The seemingly innocuous Microsoft OneNote file has become a popular file format used by hackers to spread malware and breach corporate networks. Here’s how to block malicious OneNote phishing attachments from infecting Windows.
To give a little background on how we got to Microsoft OneNote files becoming the tool of choice for malware-distributing phishing attacks, we first need to explain how we got here.
Threat actors have been abusing macros in Microsoft Word and Excel documents for years to download and install malware on Windows devices.
After Microsoft finally disabled macros by default in Word and Excel Office documents, threat actors began turning to other less commonly used file formats to distribute malware, such as ISO files and password-protected ZIP archives.
These were popular file formats as a Windows bug allowed files in ISO images to bypass Mark-of-the-Web (MoTW) security warnings, and the popular 7-Zip archive utility did not propagate MoTW flags to files extracted from ZIP archives.
However, after both 7-Zip and Windows fixed these bugs, Windows once again began displaying scary security warnings when a user attempted to open files in downloaded ISO and ZIP files, causing threat actors to find another file format to use in attacks.
Since mid-December, threat actors have turned to another file format for distributing malware – Microsoft OneNote attachments.
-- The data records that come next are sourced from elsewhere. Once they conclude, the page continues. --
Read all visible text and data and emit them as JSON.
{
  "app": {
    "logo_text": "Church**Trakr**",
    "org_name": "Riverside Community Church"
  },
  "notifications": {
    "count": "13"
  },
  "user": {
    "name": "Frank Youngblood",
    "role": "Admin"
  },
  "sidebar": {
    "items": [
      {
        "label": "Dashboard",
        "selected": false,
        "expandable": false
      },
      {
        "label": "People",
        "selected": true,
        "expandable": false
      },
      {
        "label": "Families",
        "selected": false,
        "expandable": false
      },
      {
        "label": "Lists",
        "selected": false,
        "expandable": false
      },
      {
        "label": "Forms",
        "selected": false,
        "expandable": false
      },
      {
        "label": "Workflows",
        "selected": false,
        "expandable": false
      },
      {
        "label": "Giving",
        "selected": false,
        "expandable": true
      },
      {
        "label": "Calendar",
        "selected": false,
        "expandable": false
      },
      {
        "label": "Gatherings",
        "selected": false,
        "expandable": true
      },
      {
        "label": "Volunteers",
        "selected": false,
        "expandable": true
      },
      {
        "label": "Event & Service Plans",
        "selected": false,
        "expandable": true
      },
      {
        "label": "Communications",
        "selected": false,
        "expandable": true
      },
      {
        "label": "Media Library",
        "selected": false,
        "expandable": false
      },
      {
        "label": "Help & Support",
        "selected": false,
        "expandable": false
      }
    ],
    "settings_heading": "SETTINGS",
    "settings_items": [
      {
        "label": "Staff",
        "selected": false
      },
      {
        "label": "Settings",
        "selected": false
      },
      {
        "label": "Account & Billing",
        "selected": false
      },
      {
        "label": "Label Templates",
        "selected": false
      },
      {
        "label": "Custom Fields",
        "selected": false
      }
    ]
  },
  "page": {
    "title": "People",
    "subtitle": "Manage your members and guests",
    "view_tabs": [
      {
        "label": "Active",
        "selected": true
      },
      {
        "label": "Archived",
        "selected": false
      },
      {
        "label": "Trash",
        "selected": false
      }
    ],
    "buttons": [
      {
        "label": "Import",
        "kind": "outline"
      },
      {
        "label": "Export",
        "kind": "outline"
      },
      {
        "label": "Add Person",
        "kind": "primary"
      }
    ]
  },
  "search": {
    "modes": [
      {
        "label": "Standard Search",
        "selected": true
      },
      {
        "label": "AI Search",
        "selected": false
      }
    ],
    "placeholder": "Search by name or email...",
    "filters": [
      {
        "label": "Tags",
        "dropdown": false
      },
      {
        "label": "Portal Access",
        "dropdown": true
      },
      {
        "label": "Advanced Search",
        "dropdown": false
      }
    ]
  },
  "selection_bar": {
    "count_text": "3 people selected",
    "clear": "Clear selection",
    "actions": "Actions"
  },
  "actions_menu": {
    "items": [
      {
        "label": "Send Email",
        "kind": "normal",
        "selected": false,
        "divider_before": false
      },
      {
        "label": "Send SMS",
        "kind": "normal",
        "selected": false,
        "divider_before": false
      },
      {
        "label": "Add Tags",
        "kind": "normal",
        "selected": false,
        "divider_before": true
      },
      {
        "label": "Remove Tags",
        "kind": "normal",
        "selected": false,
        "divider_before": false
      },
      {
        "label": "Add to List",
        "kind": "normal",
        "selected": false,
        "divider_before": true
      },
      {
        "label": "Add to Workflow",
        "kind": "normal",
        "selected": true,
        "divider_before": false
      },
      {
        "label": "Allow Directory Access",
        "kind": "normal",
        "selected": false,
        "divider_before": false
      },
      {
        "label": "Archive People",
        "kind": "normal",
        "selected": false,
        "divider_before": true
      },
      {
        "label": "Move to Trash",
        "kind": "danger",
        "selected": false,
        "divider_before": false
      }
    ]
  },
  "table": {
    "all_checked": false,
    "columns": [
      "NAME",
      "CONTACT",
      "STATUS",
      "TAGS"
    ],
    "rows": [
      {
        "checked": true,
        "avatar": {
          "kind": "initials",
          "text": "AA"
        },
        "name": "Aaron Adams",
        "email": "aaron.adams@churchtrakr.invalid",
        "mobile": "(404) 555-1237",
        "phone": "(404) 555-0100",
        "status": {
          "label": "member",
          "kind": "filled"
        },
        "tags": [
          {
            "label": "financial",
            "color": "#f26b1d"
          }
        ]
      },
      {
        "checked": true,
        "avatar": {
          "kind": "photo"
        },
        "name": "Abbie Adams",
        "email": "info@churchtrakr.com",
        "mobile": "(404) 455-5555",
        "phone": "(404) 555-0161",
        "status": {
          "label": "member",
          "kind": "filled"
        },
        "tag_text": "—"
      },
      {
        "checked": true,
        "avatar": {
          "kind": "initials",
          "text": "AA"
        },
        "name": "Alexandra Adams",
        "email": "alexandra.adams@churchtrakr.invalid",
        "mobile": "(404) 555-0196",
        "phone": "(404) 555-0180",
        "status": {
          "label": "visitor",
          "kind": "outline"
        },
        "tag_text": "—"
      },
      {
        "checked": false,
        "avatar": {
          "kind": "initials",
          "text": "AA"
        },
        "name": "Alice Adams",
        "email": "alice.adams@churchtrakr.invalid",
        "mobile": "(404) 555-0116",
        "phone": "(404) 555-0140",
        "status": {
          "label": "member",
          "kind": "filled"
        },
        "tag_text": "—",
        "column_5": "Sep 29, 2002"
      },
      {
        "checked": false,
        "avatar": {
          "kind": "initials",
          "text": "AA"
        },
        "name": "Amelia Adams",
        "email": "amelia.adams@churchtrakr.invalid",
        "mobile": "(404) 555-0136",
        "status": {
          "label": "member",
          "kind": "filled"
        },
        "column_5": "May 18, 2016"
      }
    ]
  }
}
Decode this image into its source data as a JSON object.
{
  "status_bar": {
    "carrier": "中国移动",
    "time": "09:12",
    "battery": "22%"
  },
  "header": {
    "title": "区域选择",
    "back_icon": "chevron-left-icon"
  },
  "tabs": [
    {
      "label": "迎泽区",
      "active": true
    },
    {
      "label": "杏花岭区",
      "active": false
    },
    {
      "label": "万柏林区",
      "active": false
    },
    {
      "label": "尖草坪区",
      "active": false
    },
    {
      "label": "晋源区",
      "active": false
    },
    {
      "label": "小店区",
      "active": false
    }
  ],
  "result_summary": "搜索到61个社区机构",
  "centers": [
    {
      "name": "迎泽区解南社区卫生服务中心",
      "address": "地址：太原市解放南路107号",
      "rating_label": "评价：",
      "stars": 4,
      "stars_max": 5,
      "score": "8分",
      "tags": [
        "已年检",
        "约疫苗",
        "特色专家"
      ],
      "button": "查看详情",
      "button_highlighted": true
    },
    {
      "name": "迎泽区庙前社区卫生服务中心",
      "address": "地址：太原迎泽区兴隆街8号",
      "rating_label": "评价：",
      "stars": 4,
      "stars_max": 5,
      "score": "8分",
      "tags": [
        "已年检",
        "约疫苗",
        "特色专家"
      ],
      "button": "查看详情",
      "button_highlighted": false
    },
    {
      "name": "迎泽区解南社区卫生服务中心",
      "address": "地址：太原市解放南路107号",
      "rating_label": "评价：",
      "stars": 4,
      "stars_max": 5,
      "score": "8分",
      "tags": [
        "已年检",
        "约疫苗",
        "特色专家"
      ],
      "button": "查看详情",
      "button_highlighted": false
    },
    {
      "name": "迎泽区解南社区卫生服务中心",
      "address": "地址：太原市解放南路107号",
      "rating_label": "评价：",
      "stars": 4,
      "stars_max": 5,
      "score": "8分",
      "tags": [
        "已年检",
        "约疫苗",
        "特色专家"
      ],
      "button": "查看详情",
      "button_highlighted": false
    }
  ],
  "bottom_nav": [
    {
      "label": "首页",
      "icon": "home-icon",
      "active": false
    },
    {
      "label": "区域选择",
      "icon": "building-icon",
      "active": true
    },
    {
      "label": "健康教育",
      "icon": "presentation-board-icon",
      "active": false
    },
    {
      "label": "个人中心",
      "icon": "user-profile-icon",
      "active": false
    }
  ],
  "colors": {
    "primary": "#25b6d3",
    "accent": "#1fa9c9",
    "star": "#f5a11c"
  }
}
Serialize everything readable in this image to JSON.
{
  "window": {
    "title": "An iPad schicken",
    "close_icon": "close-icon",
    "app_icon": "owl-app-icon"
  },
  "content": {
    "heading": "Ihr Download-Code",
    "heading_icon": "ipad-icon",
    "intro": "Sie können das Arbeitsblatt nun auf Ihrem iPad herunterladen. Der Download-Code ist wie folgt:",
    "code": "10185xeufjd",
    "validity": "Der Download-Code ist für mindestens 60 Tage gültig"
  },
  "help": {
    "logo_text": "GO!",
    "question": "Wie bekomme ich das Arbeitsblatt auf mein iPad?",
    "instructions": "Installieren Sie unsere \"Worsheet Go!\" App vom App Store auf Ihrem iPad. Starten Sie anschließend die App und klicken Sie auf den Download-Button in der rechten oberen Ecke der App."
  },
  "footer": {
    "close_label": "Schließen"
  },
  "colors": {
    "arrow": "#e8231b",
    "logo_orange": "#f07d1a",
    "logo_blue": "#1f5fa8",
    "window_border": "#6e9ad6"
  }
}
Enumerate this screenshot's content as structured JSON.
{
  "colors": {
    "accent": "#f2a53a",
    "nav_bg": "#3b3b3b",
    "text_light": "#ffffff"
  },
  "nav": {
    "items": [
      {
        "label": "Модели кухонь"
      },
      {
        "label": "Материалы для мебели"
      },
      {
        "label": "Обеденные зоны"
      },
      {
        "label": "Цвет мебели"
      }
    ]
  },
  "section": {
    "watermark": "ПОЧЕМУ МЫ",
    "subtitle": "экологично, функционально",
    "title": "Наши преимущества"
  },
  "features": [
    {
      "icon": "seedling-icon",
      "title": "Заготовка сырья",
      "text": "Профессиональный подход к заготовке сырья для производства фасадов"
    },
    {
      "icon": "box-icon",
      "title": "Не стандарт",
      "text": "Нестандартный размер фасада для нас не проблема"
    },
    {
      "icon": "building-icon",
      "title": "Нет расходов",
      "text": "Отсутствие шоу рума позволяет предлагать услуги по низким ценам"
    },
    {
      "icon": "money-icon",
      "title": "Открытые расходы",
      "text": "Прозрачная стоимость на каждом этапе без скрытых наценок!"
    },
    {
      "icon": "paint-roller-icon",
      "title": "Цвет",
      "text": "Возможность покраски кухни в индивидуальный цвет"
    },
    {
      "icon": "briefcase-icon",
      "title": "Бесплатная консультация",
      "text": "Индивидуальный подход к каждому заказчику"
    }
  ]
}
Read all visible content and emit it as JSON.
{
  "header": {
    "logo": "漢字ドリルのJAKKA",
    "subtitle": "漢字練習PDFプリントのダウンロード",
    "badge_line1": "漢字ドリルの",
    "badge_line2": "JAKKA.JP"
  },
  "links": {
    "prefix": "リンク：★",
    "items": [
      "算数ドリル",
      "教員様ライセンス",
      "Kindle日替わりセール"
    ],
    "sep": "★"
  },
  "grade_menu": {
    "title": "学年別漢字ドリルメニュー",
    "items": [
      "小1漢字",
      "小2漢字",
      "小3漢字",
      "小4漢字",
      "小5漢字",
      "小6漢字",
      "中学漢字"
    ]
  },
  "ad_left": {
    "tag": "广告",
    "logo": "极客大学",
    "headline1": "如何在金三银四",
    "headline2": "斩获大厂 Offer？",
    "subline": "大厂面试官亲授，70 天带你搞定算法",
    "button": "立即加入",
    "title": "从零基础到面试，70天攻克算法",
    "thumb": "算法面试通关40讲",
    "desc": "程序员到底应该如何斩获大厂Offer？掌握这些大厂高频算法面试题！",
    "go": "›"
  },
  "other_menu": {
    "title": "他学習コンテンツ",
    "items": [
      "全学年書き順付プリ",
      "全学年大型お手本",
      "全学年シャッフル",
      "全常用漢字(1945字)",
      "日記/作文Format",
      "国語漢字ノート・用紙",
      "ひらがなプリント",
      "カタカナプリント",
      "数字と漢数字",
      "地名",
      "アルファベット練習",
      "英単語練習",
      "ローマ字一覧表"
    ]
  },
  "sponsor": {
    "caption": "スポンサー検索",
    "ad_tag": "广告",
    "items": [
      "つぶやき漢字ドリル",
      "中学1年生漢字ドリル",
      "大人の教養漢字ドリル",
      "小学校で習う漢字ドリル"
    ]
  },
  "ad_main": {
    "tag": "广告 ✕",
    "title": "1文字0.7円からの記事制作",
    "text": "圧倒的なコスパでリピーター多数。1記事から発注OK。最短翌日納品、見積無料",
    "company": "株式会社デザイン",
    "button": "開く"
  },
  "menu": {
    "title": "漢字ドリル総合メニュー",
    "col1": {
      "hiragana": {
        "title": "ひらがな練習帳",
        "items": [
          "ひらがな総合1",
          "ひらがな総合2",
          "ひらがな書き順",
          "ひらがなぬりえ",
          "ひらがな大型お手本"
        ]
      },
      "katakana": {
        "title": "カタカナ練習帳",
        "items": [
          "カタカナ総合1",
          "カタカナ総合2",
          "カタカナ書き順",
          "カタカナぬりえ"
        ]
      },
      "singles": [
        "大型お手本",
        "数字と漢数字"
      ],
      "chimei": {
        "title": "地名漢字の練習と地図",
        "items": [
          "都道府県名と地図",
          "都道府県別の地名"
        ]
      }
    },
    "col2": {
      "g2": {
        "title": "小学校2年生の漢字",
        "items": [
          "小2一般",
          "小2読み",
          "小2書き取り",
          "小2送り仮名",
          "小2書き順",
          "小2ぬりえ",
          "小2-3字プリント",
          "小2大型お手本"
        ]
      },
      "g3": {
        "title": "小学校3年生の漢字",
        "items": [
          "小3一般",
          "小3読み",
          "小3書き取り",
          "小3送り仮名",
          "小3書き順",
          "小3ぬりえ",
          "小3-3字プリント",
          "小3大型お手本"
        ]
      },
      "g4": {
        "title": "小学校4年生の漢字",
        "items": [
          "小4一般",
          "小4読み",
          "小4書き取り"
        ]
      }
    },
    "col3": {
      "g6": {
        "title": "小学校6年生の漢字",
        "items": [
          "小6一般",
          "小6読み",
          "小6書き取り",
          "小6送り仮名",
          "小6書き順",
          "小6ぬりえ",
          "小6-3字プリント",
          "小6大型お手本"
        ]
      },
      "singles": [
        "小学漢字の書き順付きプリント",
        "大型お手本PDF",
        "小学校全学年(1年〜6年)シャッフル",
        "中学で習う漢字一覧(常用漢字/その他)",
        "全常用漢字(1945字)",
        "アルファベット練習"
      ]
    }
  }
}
Why Microsoft OneNote?
Microsoft OneNote attachments use the ‘.one‘ file extension and are an interesting choice, as they do not distribute malware through macros or vulnerabilities.
Instead, threat actors create intricate templates that appear to be a protected document with a message to ‘double-click’ a design element to view the file, as shown below.
What you do not see from the above attachment, though, is that the ‘Double Click to View File’ is actually hiding a series of embedded files that sit underneath the button layer.
When double-clicking on the button, you are double-clicking on the embedded file and causing the file to launch.
While double-clicking an embedded file will display a security warning, as we know from previous phishing attacks abusing Microsoft Office macros, users commonly ignore warnings and allow the file to run anyway.
Sadly, you just need one user to accidentally allow a malicious file to run for an entire corporate network to be compromised in a full blown ransomware attack.
And this is not theoretical, as in some Microsoft OneNote QakBot campaigns, security researchers have found that they ultimately led to a ransomware attack, such as BlackBasta, on a compromised network.
How to block malicious Microsoft OneNote files
The best way to prevent malicious Microsoft OneNote attachments from infecting Windows is to block the ‘.one‘ file extension at your secure mail gateways or mail servers.
However, if that is not possible for your environment, you can also use Microsoft Office group policies to restrict the launching of embedded file attachments in Microsoft OneNote files.
First, install the Microsoft 365/Microsoft Office group policy templates to get started with Microsoft OneNote policies.
Now that the policies are installed, you will find new Microsoft OneNote policies named ‘Disable embedded files’ and ‘Embedded Files Blocked Extensions,’ as shown below.
The ‘Disable embedded files‘ group policy is the most restrictive as it prevents all embedded OneNote files from being launched. You should enable this option if you have no use case for using embedded OneNote attachments.
“To disable the ability to embed files on a OneNote page, so people cannot transmit files that might not be caught by anti-virus software, etc,” reads the group policy description.
When enabled, the following Windows Registry key will be created. Note that the paths may differ depending on your Microsoft Office version.
Now, when a user attempts to open any attachments embedded in a Microsoft OneNote document, they will receive the following error.
A less restrictive option, but potentially more unsafe, is the ‘Embedded Files Blocked Extensions‘ group policy, which allows you to input a list of embedded file extensions that will be blocked from opening in a Microsoft OneNote document.
“To disable the ability of the users in your organization from being able to open a file attachment of a specific file type from a Microsoft OneNote page, add the extensions you want to disable using this format: ‘.ext1;.ext2;’,” reads the policy description.
“f you want to disable the opening of any attachment from a OneNote page, see the Disable embedded files policy. You cannot block embedded audio and video recordings (WMA & WMV) with this policy instead refer to the Disable embedded files policy.”
When enabled, the following Windows Registry key will be created with the list of blocked extensions you entered.
Now, when a user attempts to open a blocked file extension in a Microsoft OneNote document, they will receive the following error.
Some suggested file extensions to block are .js, .exe, .com, .cmd, .scr, .ps1, .vbs, and .lnk. However, as threat actors discover new file extensions to abuse, this list may be bypassed by other malicious file types.
While blocking any file type is not always a perfect solution due to an environment’s requirements, the results of not doing anything to restrict the abuse of Microsoft OneNote files can be even worse.
Therefore, it is strongly advised to block OneNote attachments, or at least the abuse of embedded file types, in your environment to prevent a cyberattack.